It’s Turtle Nesting Season! Turtle nesting season has officially begun here on Sanibel Island and we’re looking forward to spotting nests, tracking turtle trails and hoping to spot a hatching this year. We coordinated with the Sanibel Sea School to pull together the turtle info you need to know.
About Sea Turtle Nesting
Sea turtle nesting season on Sanibel officially runs from April 15th to October 31st. The most common species that nests on Sanibel is the Loggerhead but we also see Green Turtles and, more rarely, Leatherbacks and Kemp’s Ridleys.
Loggerhead sea turtle eggs usually take around two months to hatch. The sex of a sea turtle hatchling depends on the sand temperature during incubation. Warmer nests produce more females and cooler nests produce more males.

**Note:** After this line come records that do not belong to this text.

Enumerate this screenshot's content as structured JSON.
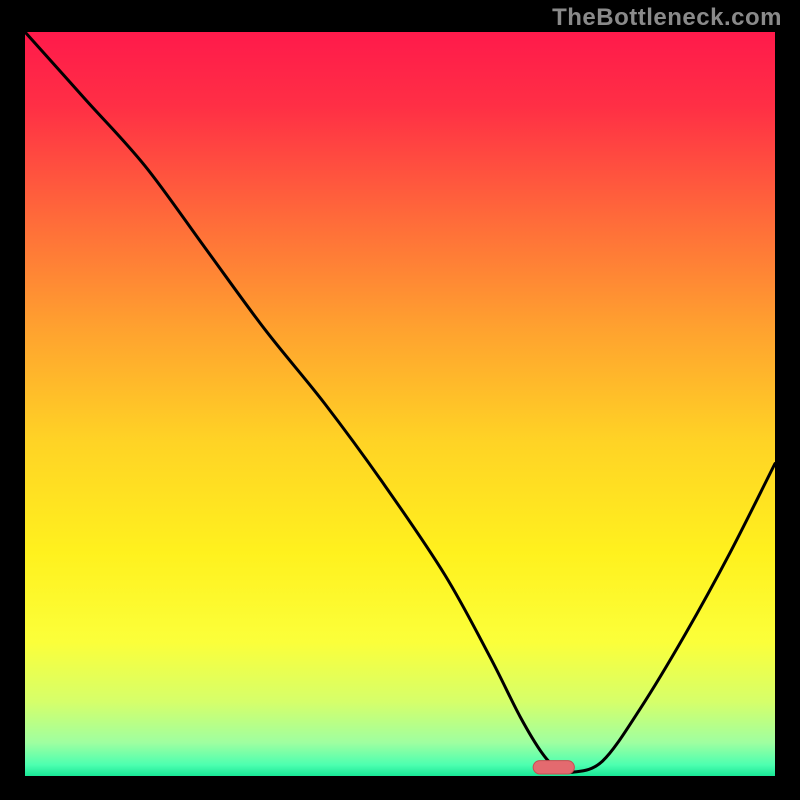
{
  "watermark": "TheBottleneck.com",
  "colors": {
    "gradient": [
      {
        "offset": 0.0,
        "color": "#ff1a4b"
      },
      {
        "offset": 0.1,
        "color": "#ff2f45"
      },
      {
        "offset": 0.25,
        "color": "#ff6a3a"
      },
      {
        "offset": 0.4,
        "color": "#ffa22f"
      },
      {
        "offset": 0.55,
        "color": "#ffd325"
      },
      {
        "offset": 0.7,
        "color": "#fff11e"
      },
      {
        "offset": 0.82,
        "color": "#fbff3a"
      },
      {
        "offset": 0.9,
        "color": "#d6ff6a"
      },
      {
        "offset": 0.955,
        "color": "#9fffa0"
      },
      {
        "offset": 0.985,
        "color": "#4dffb0"
      },
      {
        "offset": 1.0,
        "color": "#19e696"
      }
    ],
    "marker_fill": "#e46a6f",
    "marker_stroke": "#c94b52"
  },
  "chart_data": {
    "type": "line",
    "title": "",
    "xlabel": "",
    "ylabel": "",
    "xlim": [
      0,
      100
    ],
    "ylim": [
      0,
      100
    ],
    "grid": false,
    "legend": false,
    "series": [
      {
        "name": "bottleneck",
        "x": [
          0,
          8,
          16,
          24,
          32,
          40,
          48,
          56,
          62,
          66,
          69,
          71,
          73,
          77,
          82,
          88,
          94,
          100
        ],
        "y": [
          100,
          91,
          82,
          71,
          60,
          50,
          39,
          27,
          16,
          8,
          3,
          1,
          0.5,
          2,
          9,
          19,
          30,
          42
        ]
      }
    ],
    "marker": {
      "x_center": 70.5,
      "width": 5.5,
      "height": 1.8
    }
  }
}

All species of sea turtle that nest on Sanibel are protected under the Endangered Species Act.
Most sea turtles nest and hatch at night. After 9:00 pm, the city of Sanibel requires residents and guests to turn off exterior lights, as well as close any curtains or blinds. Any artificial light visible from the beach confuses the turtles, as they rely on the light from the moon to find their way to the sea.
Recent Nesting Activity on Sanibel Island

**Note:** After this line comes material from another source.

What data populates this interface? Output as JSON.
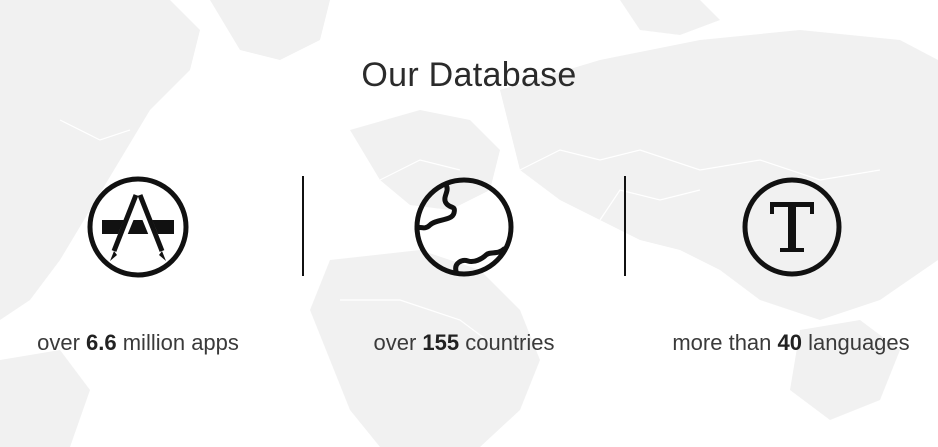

- Earlier this month, SCCF and Sanibel Sea School identified a Leatherback false crawl. This is when a turtle comes up to the beach but does not lay any eggs. Leatherbacks are very rare on Sanibel Island and this is only the third documented crawl in the history of the conservation program!
- After the excitement of the false crawl, Sanibel got even luckier and a leatherback actually laid a nest. We could not be more excited!

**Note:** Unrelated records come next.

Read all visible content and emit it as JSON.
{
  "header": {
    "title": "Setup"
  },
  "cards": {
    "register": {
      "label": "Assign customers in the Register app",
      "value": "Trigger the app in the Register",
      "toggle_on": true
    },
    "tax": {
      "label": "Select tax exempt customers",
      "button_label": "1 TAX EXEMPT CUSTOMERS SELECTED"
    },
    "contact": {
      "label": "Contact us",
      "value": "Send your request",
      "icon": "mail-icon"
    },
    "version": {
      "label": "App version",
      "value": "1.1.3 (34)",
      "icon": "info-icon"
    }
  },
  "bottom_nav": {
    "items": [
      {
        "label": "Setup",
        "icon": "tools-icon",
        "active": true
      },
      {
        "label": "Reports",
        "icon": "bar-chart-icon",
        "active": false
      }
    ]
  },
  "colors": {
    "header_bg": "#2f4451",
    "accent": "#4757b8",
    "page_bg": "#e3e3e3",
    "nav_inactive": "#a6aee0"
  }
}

- Not to be outdone by the rare leatherback, a loggerhead came in and broke the record for earliest nesting, laying its nest on April 8, 2020 (beating the old early nest record by more than a week).
- The current nest count on Sanibel and Captiva Islands is three, one leatherback and one loggerhead on Sanibel and one loggerhead on Captiva.
How You Can Help Sea Turtles
- Turn off beachfront lights during sea turtle nesting season.
- Fill in any holes and destroy any structures you might have built.
- Remove beach equipment. These become hazards that can trap nesting adults as well as hatchlings.
- Remove beach litter.
- Do not shine light on hatchlings. The light could prevent them from finding their way.
- Respect protected areas. Leave nesting sites undisturbed.
If you do see a nesting sea turtle, hatchlings or a sea turtle in distress, please call the Sanibel-Captiva Conservation Foundation’s Sea Turtle Hotline at (978) 728-3663.
Photos provided by Sanibel Sea School